As the Medicaid program continues to consume more of states' budgets each year, Republican lawmakers and the just-reelected GOP governor, Rick Perry have an idea: Opting-out of the program altogether, the Houston Chronicle reports. "The prospect, described by some as far-fetched, raises fears about the toll on poor children, people with disabilities, pregnant women and the elderly. Medicaid covers at least part of the cost for more than 60 percent of nursing home residents." Proponents of the opt-out plan, like Rep. Warren Chisum, a candidate for speaker of the Texas House, are hoisting the idea as a a way to save money; Texas legislators are contending with a $21 billion, two-year deficit and Republican candidates pledged on the stump not to raise taxes (Fikac, 11/14).

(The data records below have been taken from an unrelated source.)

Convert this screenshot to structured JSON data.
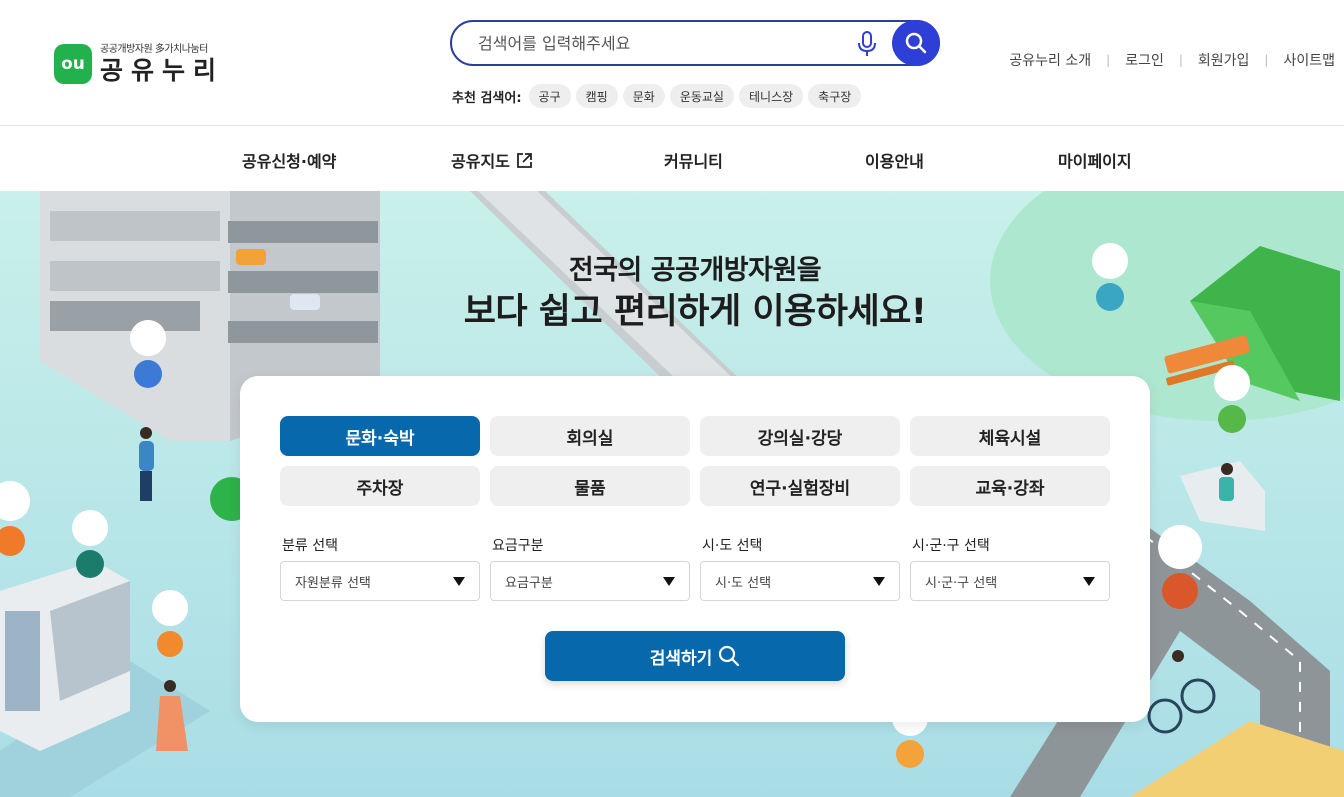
{
  "logo": {
    "mark": "ou",
    "subtitle": "공공개방자원 多가치나눔터",
    "title": "공유누리"
  },
  "search": {
    "placeholder": "검색어를 입력해주세요",
    "mic_icon": "mic-icon",
    "search_icon": "search-icon"
  },
  "recommended": {
    "label": "추천 검색어:",
    "tags": [
      "공구",
      "캠핑",
      "문화",
      "운동교실",
      "테니스장",
      "축구장"
    ]
  },
  "util_links": [
    "공유누리 소개",
    "로그인",
    "회원가입",
    "사이트맵"
  ],
  "nav": [
    "공유신청·예약",
    "공유지도",
    "커뮤니티",
    "이용안내",
    "마이페이지"
  ],
  "hero": {
    "line1": "전국의 공공개방자원을",
    "line2": "보다 쉽고 편리하게 이용하세요!"
  },
  "categories": [
    {
      "label": "문화·숙박",
      "active": true
    },
    {
      "label": "회의실",
      "active": false
    },
    {
      "label": "강의실·강당",
      "active": false
    },
    {
      "label": "체육시설",
      "active": false
    },
    {
      "label": "주차장",
      "active": false
    },
    {
      "label": "물품",
      "active": false
    },
    {
      "label": "연구·실험장비",
      "active": false
    },
    {
      "label": "교육·강좌",
      "active": false
    }
  ],
  "filters": [
    {
      "label": "분류 선택",
      "value": "자원분류 선택"
    },
    {
      "label": "요금구분",
      "value": "요금구분"
    },
    {
      "label": "시·도 선택",
      "value": "시·도 선택"
    },
    {
      "label": "시·군·구 선택",
      "value": "시·군·구 선택"
    }
  ],
  "search_button": "검색하기",
  "colors": {
    "primary": "#0768ac",
    "search_border": "#2c3d9c",
    "search_button": "#2e3fd8",
    "logo_green": "#22b14c",
    "hero_bg": "#bfe9e3"
  }
}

The Fort Worth Star-Telegram: Opting out of Medicaid is just the type of state-federal stand-off that surfaces on stops for Perry's book tour for the recent volume "Fed Up!" At a tour stop in Dallas last week he said, "We know how to deliver healthcare to more people in a less expensive way than what the federal government does. … We don't want your strings attached. We don't want you down here telling us how to run our business" (Montgomery, 11/13).
The Austin American-Statesman: That's not how the health sector sees it. "Never mind that no state has ever ditched Medicaid. Or that the federal government typically kicks in about 6 of every 10 dollars spent on the health care program in Texas. Medicaid pays for more than half of all births and chips in for the care of nearly two-thirds of all nursing home residents in the state. And top medical industry officials say opting out of Medicaid would cripple the state's health care system and hurt the economy." The opt-out plan was pioneered by the Heritage Foundation, a conservative Washington think-tank before the health law was passed (MacLaggan, 11/13).
Earlier, related KHN coverage: States' Woes Spur Medicaid Drop-Out Talk (Ramshaw and Serafini, 11/12).
Meanwhile, in other Medicaid news:
Houma (La.) Courier: "A group that represents ambulance companies, hospitals and doctors is taking a stance against the Medicaid budget cuts being proposed by Gov. Bobby Jindal. It is the opening salvo in what is expected to be a heated debate in the coming weeks as state health officials firm up plans in time for a Dec. 1 effective date" (Alford, 11/14).
The Columbus (Ohio) Dispatch: "The state budget crisis has put a target on the backs of 2 million Ohioans on Medicaid -- children and pregnant women, the disabled and elderly -- but scaling back the tax-funded health-care program comes with its own price tag. For every dollar Ohio cuts in Medicaid spending, it loses $2 in federal matching funds" (Candisky, 11/14).
The Lansing State Journal: "In a 16-county swath across Northern Michigan, pregnant women have to drive an hour or more to reach a hospital where they can deliver their babies. From Cheboygan to West Branch to Clare, hospitals have been closing their obstetrics units since last summer in a startling domino effect that has health care activists worried about care availability for rural mothers and babies. But they're equally alarmed about the reason behind the hospital closures. The hospitals blame, in large part, Medicaid." Since 2002, the state has been reducing the amount it reimburses doctors and hospitals for taking care of Medicaid patients. Some providers say it has reached a "a painful bottom-line reality: It has become too expensive to treat poor people" (Ahern, 11/14).